> _What the exercise asks_
Pull from the data below each line where the word "content" occurs, and copy it.

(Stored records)
◇ ◇ ◇ ◇
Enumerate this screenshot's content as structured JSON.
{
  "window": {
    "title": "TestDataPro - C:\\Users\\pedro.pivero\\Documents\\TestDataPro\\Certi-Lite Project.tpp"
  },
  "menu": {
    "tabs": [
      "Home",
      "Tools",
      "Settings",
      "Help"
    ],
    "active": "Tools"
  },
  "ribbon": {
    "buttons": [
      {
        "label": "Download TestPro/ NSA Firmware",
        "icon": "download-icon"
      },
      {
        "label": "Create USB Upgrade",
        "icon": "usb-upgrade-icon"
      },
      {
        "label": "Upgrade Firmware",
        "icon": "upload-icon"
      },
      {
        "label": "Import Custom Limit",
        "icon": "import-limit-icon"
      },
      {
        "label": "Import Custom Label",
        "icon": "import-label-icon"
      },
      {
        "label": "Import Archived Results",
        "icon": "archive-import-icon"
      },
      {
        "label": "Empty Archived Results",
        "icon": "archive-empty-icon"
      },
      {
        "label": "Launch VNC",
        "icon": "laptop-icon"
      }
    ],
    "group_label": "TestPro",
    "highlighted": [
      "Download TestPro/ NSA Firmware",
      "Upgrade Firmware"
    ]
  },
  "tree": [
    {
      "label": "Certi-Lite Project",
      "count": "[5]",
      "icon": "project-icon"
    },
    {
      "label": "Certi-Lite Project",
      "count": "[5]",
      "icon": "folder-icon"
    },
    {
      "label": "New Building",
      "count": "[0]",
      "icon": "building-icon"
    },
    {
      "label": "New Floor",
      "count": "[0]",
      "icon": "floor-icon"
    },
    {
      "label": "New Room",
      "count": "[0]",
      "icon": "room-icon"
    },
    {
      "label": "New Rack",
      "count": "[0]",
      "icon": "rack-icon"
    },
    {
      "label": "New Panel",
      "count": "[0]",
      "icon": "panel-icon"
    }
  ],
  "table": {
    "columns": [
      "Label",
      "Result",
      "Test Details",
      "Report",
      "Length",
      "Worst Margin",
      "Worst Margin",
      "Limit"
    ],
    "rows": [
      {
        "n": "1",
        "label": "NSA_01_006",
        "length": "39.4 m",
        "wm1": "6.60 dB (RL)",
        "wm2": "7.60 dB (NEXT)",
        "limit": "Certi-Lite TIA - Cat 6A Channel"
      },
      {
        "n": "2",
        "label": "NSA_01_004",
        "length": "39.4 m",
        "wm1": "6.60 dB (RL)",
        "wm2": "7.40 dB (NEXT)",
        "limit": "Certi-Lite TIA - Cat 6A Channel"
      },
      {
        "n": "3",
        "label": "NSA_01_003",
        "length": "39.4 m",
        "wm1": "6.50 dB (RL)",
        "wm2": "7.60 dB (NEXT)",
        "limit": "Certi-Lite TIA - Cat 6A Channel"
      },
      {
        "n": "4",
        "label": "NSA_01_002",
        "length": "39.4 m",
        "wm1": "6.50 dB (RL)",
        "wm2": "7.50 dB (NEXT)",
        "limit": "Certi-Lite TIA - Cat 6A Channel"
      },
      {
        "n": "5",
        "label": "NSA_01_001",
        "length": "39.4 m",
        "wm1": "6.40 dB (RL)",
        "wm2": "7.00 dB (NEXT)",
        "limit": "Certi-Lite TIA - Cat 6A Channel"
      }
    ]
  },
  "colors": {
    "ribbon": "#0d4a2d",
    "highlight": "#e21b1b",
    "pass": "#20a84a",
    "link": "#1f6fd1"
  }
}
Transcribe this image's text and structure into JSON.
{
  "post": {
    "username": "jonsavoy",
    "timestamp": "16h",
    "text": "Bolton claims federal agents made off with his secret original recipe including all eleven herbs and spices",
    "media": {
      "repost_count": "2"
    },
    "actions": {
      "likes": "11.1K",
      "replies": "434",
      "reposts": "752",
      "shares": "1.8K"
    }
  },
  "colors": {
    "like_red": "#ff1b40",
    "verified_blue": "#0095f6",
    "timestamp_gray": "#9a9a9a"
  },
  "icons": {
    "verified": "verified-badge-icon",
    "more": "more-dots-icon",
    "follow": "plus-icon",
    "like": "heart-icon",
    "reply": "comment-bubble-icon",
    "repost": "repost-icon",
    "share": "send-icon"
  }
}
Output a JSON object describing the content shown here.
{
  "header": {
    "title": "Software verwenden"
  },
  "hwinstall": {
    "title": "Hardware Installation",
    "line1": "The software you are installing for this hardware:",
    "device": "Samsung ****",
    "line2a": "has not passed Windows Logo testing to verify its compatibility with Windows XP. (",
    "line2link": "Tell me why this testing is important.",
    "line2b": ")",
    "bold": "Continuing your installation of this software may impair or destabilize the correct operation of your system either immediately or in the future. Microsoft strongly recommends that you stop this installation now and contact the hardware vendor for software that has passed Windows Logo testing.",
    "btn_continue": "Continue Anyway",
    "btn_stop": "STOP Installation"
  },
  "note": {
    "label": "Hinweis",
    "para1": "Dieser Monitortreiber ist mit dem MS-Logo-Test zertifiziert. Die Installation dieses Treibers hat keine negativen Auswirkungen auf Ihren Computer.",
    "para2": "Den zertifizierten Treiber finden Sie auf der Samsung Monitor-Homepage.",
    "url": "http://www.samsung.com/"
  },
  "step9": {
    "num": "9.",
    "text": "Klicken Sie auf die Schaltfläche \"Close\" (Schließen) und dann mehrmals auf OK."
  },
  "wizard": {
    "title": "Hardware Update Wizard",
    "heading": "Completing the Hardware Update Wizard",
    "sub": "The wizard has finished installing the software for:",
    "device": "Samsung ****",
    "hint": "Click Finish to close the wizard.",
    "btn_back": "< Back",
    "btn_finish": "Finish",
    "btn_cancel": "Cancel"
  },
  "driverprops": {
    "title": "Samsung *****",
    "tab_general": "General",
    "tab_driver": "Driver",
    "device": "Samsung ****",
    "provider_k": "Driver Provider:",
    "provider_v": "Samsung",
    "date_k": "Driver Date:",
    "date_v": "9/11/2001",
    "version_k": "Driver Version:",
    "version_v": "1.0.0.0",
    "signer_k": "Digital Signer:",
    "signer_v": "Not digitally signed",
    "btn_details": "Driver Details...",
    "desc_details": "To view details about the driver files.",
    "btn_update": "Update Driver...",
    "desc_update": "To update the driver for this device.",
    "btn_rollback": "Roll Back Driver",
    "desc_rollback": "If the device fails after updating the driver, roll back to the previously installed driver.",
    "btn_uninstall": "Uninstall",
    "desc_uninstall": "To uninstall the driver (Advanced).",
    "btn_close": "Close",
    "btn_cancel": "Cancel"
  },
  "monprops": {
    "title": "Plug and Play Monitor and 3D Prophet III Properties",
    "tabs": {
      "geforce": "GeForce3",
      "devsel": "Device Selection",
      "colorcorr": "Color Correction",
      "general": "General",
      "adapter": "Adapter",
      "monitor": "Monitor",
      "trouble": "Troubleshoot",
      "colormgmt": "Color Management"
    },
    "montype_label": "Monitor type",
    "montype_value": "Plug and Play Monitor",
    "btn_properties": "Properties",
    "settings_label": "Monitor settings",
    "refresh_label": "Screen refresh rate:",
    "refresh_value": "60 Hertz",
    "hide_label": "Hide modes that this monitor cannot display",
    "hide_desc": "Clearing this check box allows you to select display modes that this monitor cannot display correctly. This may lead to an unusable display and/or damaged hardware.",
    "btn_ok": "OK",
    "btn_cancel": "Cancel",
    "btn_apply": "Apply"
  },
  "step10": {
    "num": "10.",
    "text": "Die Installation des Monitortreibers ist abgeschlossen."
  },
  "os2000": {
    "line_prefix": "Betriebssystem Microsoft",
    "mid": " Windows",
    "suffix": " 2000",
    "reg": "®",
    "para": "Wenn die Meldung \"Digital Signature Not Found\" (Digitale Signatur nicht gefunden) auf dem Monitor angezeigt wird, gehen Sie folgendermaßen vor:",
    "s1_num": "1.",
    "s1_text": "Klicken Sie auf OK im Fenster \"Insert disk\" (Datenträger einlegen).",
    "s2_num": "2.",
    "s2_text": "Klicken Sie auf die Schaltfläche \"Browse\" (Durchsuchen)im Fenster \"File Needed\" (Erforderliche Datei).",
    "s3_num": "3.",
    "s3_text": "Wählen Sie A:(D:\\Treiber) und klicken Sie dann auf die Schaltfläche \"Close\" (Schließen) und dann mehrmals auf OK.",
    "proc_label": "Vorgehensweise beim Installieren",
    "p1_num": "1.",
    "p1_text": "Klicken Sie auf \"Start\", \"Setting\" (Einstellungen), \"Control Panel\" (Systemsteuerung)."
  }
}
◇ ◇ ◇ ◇
> _Answer area_
Enumerate this screenshot's content as structured JSON.
Output a JSON object describing the content shown here.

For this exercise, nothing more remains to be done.